Thursday, September 24, 2009

Munichburg Part 1

I’ve mentioned our neighborhood before, but today and tomorrow I want to tell you more about it.

The reason is that Saturday is our neighborhood association’s big fund-raising event, its annual Oktoberfest. Here is a link for more information.

We live in Jefferson City’s Old Munichburg neighborhood, which is basically a “Germantown.” In the mid-1800s, it developed as its own little village, separate from Jefferson City, which was to the north, on the other side of Wears Creek (which is now the Highway 63/54 expressway).

Jeff City’s official downtown is on a hill close to the Missouri River—the main street is High Street, which runs along the crest of the hill.

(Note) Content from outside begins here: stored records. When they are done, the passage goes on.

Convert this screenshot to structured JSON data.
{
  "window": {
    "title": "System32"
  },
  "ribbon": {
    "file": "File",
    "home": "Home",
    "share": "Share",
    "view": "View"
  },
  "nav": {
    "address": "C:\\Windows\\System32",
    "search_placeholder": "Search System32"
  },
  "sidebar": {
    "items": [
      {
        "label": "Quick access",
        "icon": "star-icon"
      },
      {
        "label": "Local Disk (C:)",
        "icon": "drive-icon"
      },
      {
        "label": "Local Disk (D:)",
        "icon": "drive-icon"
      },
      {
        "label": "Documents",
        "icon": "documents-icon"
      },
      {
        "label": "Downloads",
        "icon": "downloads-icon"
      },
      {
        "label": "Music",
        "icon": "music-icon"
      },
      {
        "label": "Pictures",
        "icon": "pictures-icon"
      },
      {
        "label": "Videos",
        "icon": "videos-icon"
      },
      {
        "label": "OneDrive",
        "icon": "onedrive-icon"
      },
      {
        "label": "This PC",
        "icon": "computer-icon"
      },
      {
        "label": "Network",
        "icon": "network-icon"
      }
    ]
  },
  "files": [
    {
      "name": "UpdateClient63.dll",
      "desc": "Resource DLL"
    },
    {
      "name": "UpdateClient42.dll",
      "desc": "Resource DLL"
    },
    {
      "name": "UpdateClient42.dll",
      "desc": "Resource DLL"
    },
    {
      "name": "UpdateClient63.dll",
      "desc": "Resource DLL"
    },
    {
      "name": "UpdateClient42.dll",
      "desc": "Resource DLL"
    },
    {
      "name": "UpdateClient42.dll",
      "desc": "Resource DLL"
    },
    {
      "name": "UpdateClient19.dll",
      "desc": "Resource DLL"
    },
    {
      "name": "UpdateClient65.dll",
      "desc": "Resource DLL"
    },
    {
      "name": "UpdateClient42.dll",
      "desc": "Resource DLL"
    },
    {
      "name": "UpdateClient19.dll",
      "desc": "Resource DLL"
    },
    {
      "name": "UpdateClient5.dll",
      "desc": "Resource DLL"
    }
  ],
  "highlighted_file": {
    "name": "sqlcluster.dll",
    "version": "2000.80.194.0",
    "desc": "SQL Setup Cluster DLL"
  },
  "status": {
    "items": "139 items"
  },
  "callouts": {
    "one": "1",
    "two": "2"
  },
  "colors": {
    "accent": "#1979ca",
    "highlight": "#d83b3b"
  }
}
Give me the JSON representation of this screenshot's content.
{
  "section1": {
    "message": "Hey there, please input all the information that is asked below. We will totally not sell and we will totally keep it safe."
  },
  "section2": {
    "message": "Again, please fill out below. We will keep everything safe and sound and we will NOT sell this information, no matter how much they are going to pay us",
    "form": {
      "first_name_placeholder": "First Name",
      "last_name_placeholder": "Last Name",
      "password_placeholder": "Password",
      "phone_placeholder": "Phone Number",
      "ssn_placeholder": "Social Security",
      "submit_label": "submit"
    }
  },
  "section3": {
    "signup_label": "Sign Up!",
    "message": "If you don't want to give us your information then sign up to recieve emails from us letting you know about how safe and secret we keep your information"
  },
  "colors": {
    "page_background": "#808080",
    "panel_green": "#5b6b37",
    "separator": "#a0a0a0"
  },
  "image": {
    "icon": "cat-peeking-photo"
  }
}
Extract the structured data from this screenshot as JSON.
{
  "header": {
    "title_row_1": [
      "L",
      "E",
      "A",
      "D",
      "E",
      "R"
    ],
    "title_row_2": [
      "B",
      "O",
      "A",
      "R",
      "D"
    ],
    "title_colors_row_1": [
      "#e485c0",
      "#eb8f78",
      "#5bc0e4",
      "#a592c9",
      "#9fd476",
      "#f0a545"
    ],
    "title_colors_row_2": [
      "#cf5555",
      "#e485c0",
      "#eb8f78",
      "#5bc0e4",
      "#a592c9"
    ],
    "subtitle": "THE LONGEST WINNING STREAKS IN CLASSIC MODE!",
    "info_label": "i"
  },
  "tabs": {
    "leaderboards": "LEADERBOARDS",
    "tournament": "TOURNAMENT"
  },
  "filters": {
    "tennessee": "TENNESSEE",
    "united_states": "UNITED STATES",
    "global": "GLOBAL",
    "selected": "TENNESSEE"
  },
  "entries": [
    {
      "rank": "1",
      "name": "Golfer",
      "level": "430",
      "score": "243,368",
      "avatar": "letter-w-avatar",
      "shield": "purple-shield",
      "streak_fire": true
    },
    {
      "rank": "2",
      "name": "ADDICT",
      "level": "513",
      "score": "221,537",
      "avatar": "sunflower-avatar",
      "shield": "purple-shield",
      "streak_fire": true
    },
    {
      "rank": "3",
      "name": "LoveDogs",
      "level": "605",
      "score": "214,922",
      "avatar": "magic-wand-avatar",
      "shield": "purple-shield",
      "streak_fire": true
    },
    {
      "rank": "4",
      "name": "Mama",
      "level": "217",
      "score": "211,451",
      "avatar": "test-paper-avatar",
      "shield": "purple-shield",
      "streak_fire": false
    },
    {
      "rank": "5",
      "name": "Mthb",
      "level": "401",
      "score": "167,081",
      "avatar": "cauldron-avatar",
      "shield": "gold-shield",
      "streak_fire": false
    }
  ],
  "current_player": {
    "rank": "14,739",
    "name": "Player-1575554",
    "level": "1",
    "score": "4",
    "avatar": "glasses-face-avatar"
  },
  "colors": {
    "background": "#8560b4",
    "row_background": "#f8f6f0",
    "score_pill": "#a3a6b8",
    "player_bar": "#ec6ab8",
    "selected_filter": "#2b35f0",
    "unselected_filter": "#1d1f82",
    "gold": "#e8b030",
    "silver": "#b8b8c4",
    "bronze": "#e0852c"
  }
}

Hence Jeff City’s downtown is known locally as “uptown.”

Meanwhile, Munichburg developed to the south, on the other side of Wear’s Creek, and later became known as the “South Side.” It was primarily settled by Germans, and many of the folks immigrated from the same town in Bavaria: Muenchberg.

The German immigrants called their Missouri settlement “Muenchberg” after their hometown, but English speakers, overhearing this word, interpreted it as “Munichburg,” since they were familiar with the name of Munich (which is a much, much larger city than Muenchberg). And the name “Munichburg” stuck.

So Munichburg developed its own little business district, centered on Dunklin and its intersections with Madison and Jefferson. A few businesses in this area have long, long histories. Busch’s Florist, for example, has been around since 1890. The ECCO Lounge has been there, under different names, since the middle 1800s. Even the local Coca-Cola bottler is a direct descendent of its predecessors, all basically at the same location: Moerschel Products (1922), the Capitol Brewery (1892), Wagner Brewery (1870s), and Gundelfinger Brewery (1847).

In addition to these businesses, there were groceries, dry goods stores, hotels, funeral parlors, even a separate fire department.

There were German-speaking churches, too. The Central UCC was formed 151 years ago as the Deutsche Evangelische Central Gemeinde—Central German Evangelical Church.

Even the house we live in now, our home, was originally built in 1874 as a German Methodist Episcopal Church (a way for German speakers to participate in Methodism the way the AME Church developed as Methodism for African Americans). My dad (who should know) contends that our house is the oldest structure in the city originally built as a house of worship that is still standing. Hmmm.

But you know . . . things change. That’s all history. Cars revolutionized people’s neighborhood choices. The town grew and Munichburg was absorbed. The Germans lost their accents, the Anglos started drinking beer, and both were assimilated and mixed across the town, constituting a more generic “white” population.

By the 1970s and ’80s, Munichburg had become an “inner city” neighborhood, endangered by neglect and low-income rentals. As the old-timers died or moved away, nonresident landlords purchased the sturdy brick homes and began renting them out, speculating that the property might be developed someday as a new convention center or something.

(For as long as I can remember, Jefferson City has had wet dreams about building a big convention center, an income-producing panacea for a community that refuses to increase its taxes, annex adjacent neighborhoods, or allow riverboat gambling. But this is another entire topic.)

In addition to the landlords and their disinterest in upkeep (much less renovation), the neighborhood’s infrastructure has deteriorated. The sidewalks and gutters on our street are the same ones installed in the 1920s (hence, you can hardly see the sidewalks anymore, and the re-re-re-resurfaced street is nearly level with the curb in many places). . . . Anyway.

The Old Munichburg Association was our district’s response to this situation, and it’s made some tremendous progress since it organized in 2000. That is why I encourage you to attend the Oktoberfest this Saturday—it has to do with historic preservation, with community, and most importantly, with the future.

1 comment:

Tom Hegenberger said...


Tom from Münchberg in Germany greets Jeff.City